On the other hand, genuinely engaged employees provide the kind of quality care — therapy or otherwise — that satisfied patients can’t stop talking about. These employees’ on-the-job performances can inspire greater engagement and commitment from their co-workers and, ultimately, raise the facility’s profile as a place where patients want to go to receive care.
Recognizing the critical value of engagement, here are four ways to spur a stronger sense of drive and dedication in your employees, in healthcare and a general business setting:
1. Find out what people are thinking.
Generally, the most effective and time-sensitive method of determining employee attitudes is by conducting a brief, easy-to-navigate online survey. Questions in the survey should revolve around how well employees understand and relate to:
- The organization’s mission
- Opportunities to grow in their careers
- The supply and quality of technology and other resources needed to do their jobs
- Their assessment of the value of current compensation and benefits
To obtain desired results, it’s often recommended to ensure that responses are anonymous — or, at least, emphasize a “no retaliation” policy. Without truthful answers to your survey questions, the exercise is meaningless.
You can also evaluate the level of engagement during your one-on-ones with staff or even when they simply stop to chat with you in the hall or outside a patient’s room. Beyond that, it’s often beneficial to connect with your team members on social media, monitoring (without adding “comments” or some other response) what they have to say about the workplace.
2. Make gratitude and acknowledgement part of the daily routine.
Once you have a sense of employees’ attitudes, it may be time to implement some changes in the way they’re treated. Of course, a competitive salary and benefits package is a key element in maintaining engagement, but there are many other incentives and non-monetary benefits to consider.
Managers play a critically important role in employee engagement. Those who rarely pause in their jobs to say, “Thanks for doing such a great job with a specific task or patient,” are missing a valuable opportunity to boost engagement. By contrast, a brief handwritten note left in the employee’s workstation, expressing appreciation for his or her outstanding work, can achieve wonders. Still another approach involves acknowledging the employee’s contribution in an email that’s copied to the manager’s boss and/or Human Resources.
3. Train managers to focus on engagement.
Managers have full-time jobs supervising their departments or activities. But without engaged employees, the overall performance of those departments will suffer. Managers can receive training to enhance their supervisory skills (including better listening, designing more efficient action plans, etc.). Certainly, any managers who display negative behavior toward employees should undergo immediate training to correct this tendency.

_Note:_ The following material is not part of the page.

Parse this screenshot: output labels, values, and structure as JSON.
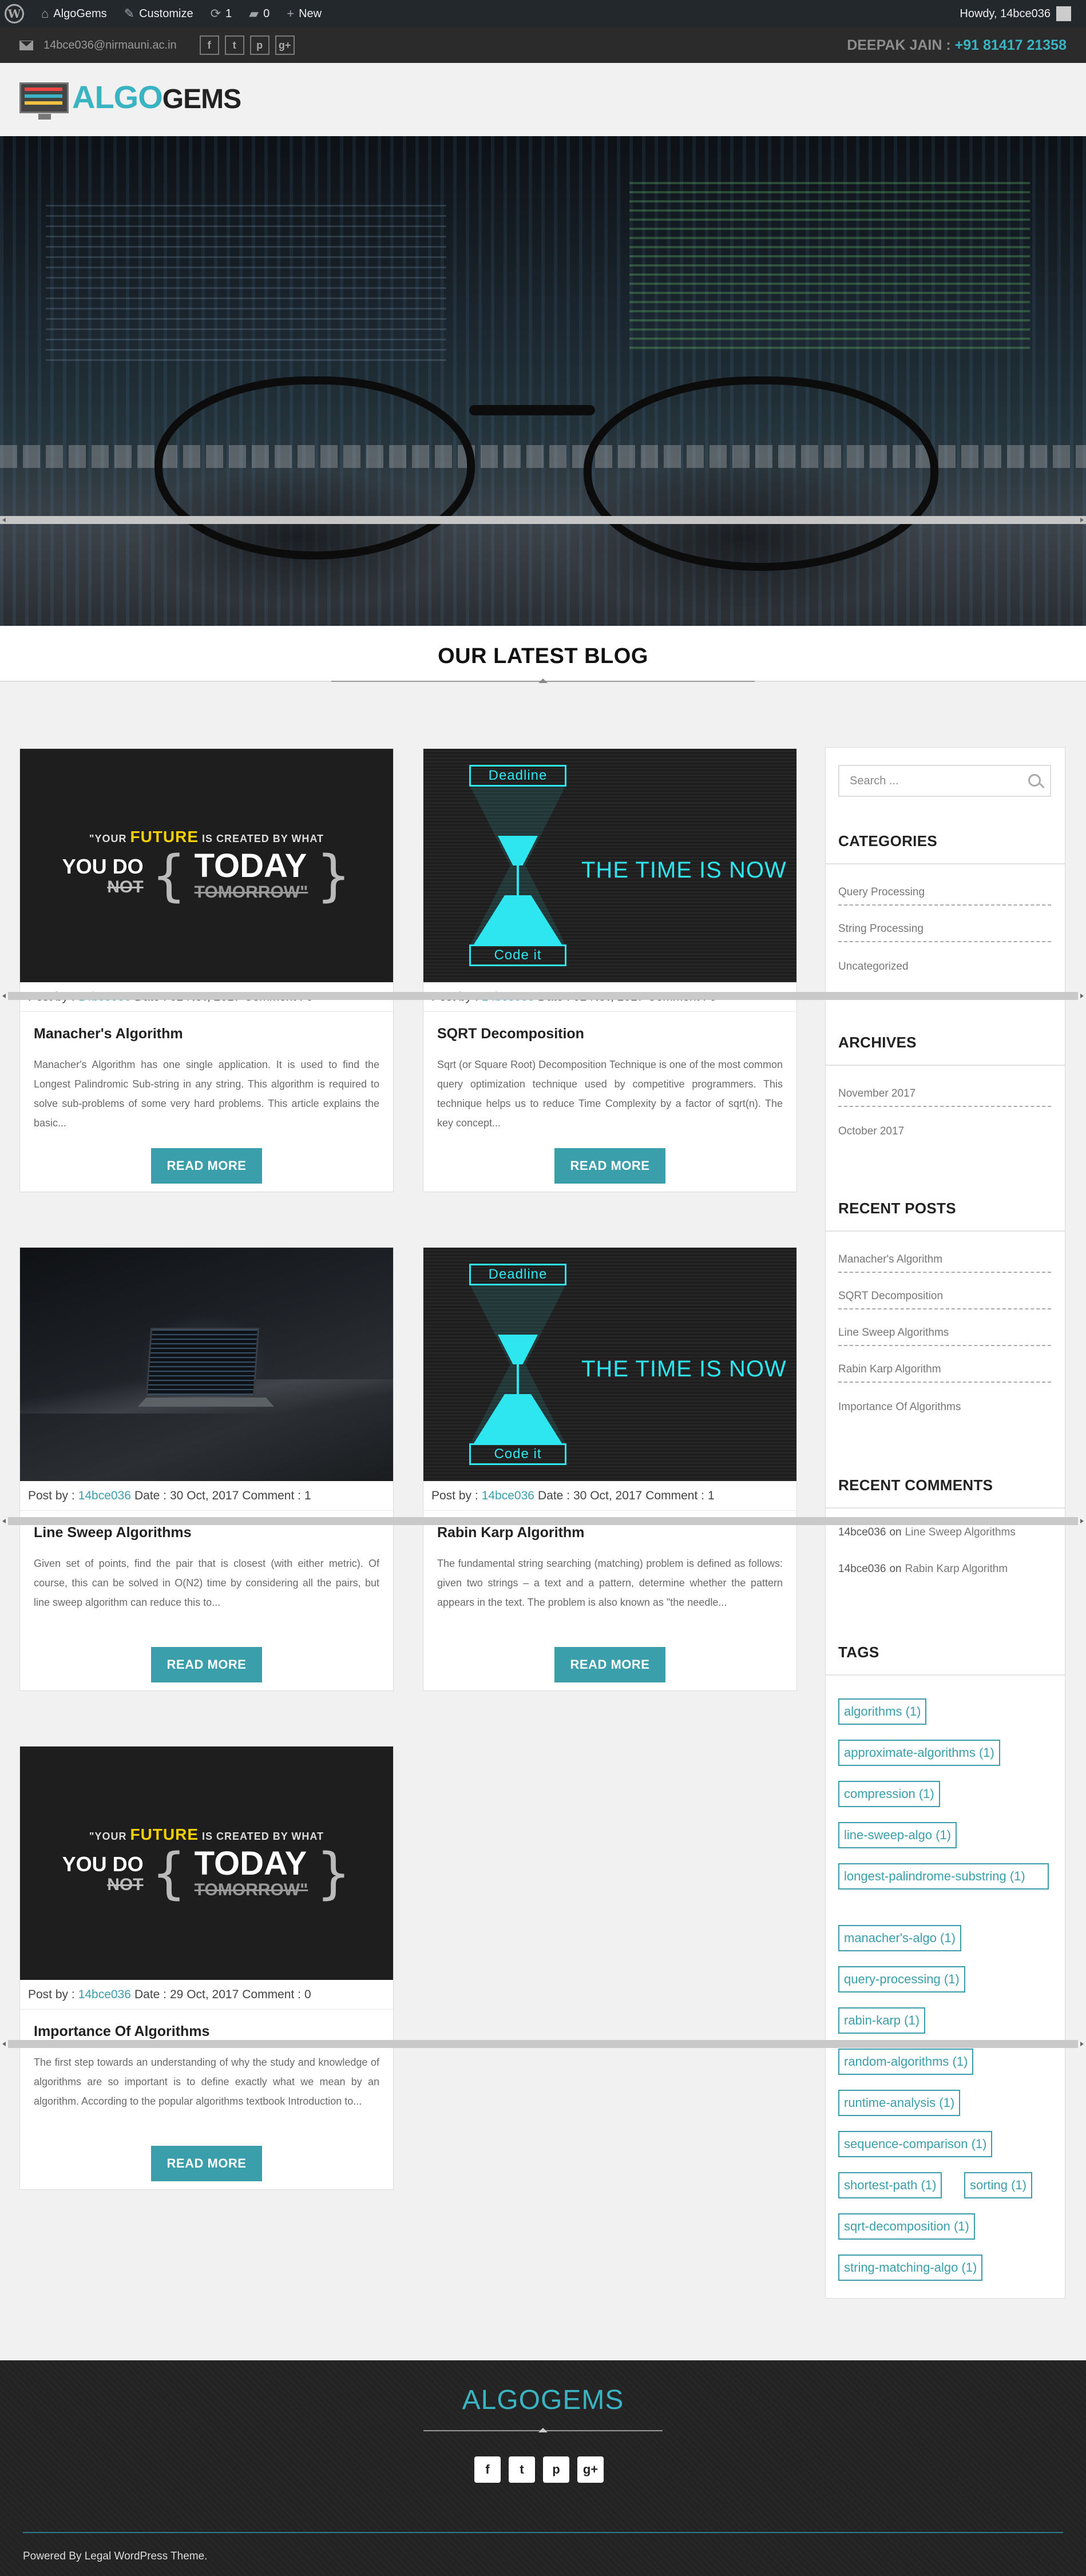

Nurses and other healthcare workers have enough stress in their lives without having an unreasonable manager breathing down their necks.
4. Cultivate an upbeat, supportive culture.
Regardless of the type of business, employees thrive in a positive work environment. Wherever possible, seek opportunities for greater collaboration between both individuals and teams. Host workday or off-site social activities where people can get to better know each other in a “fun” atmosphere. Encourage employees to nominate co-workers for “employee of the month” or similar honors. Look for ways to boost the feeling among the team that “we’re all in this together.”
Perhaps most importantly, demonstrate a clear-cut policy to grow your talent from within. Notify employees of open positions before advertising them online. Support their efforts to develop their skills through webinars and other training programs. Offer mentorship programs to accelerate their leadership development.
Employees who see a future with the organization are more engaged and dedicated to caring for their patients, their customers and their co-workers.
Lisa Orlando is Senior Vice President, Marketing and Strategy of the Invo Family of Companies, which includes Invo-Progressus — a provider of employment and professional development for therapists. The company connects qualified candidates with job opportunities across the United States.